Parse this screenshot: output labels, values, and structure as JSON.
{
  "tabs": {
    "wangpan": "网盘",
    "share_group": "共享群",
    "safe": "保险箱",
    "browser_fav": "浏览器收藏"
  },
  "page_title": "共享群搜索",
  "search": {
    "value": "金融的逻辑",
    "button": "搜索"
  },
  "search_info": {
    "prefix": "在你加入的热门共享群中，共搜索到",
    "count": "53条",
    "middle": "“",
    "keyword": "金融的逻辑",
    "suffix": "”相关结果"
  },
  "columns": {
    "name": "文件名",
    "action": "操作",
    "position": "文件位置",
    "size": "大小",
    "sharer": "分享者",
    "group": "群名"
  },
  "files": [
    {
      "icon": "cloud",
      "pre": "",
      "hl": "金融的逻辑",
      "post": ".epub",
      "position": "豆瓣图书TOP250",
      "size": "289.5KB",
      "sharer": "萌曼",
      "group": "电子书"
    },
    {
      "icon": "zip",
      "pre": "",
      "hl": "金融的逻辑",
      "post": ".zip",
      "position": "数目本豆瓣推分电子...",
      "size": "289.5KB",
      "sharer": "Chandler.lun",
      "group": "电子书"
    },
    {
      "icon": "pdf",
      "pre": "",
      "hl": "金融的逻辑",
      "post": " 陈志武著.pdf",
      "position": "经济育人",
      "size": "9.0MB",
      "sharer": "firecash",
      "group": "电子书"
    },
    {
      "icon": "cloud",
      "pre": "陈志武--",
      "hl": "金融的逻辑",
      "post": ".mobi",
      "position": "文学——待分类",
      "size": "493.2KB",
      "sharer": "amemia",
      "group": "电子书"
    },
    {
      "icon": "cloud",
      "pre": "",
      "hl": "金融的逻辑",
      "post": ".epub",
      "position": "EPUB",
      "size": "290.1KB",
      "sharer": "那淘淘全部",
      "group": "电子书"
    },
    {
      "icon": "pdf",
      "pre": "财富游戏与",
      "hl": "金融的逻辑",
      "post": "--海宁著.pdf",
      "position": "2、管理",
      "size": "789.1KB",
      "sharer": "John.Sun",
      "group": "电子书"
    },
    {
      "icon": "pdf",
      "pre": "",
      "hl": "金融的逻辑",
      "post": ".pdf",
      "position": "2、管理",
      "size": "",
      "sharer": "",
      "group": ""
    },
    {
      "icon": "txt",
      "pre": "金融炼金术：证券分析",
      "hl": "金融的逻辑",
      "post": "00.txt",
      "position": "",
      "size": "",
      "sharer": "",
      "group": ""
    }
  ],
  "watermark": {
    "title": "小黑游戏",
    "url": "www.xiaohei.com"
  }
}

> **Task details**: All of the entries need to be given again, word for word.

> **Solution**:
Parse this screenshot: output labels, values, and structure as JSON.
{
  "tabs": {
    "wangpan": "网盘",
    "share_group": "共享群",
    "safe": "保险箱",
    "browser_fav": "浏览器收藏"
  },
  "page_title": "共享群搜索",
  "search": {
    "value": "金融的逻辑",
    "button": "搜索"
  },
  "search_info": {
    "prefix": "在你加入的热门共享群中，共搜索到",
    "count": "53条",
    "middle": "“",
    "keyword": "金融的逻辑",
    "suffix": "”相关结果"
  },
  "columns": {
    "name": "文件名",
    "action": "操作",
    "position": "文件位置",
    "size": "大小",
    "sharer": "分享者",
    "group": "群名"
  },
  "files": [
    {
      "icon": "cloud",
      "pre": "",
      "hl": "金融的逻辑",
      "post": ".epub",
      "position": "豆瓣图书TOP250",
      "size": "289.5KB",
      "sharer": "萌曼",
      "group": "电子书"
    },
    {
      "icon": "zip",
      "pre": "",
      "hl": "金融的逻辑",
      "post": ".zip",
      "position": "数目本豆瓣推分电子...",
      "size": "289.5KB",
      "sharer": "Chandler.lun",
      "group": "电子书"
    },
    {
      "icon": "pdf",
      "pre": "",
      "hl": "金融的逻辑",
      "post": " 陈志武著.pdf",
      "position": "经济育人",
      "size": "9.0MB",
      "sharer": "firecash",
      "group": "电子书"
    },
    {
      "icon": "cloud",
      "pre": "陈志武--",
      "hl": "金融的逻辑",
      "post": ".mobi",
      "position": "文学——待分类",
      "size": "493.2KB",
      "sharer": "amemia",
      "group": "电子书"
    },
    {
      "icon": "cloud",
      "pre": "",
      "hl": "金融的逻辑",
      "post": ".epub",
      "position": "EPUB",
      "size": "290.1KB",
      "sharer": "那淘淘全部",
      "group": "电子书"
    },
    {
      "icon": "pdf",
      "pre": "财富游戏与",
      "hl": "金融的逻辑",
      "post": "--海宁著.pdf",
      "position": "2、管理",
      "size": "789.1KB",
      "sharer": "John.Sun",
      "group": "电子书"
    },
    {
      "icon": "pdf",
      "pre": "",
      "hl": "金融的逻辑",
      "post": ".pdf",
      "position": "2、管理",
      "size": "",
      "sharer": "",
      "group": ""
    },
    {
      "icon": "txt",
      "pre": "金融炼金术：证券分析",
      "hl": "金融的逻辑",
      "post": "00.txt",
      "position": "",
      "size": "",
      "sharer": "",
      "group": ""
    }
  ],
  "watermark": {
    "title": "小黑游戏",
    "url": "www.xiaohei.com"
  }
}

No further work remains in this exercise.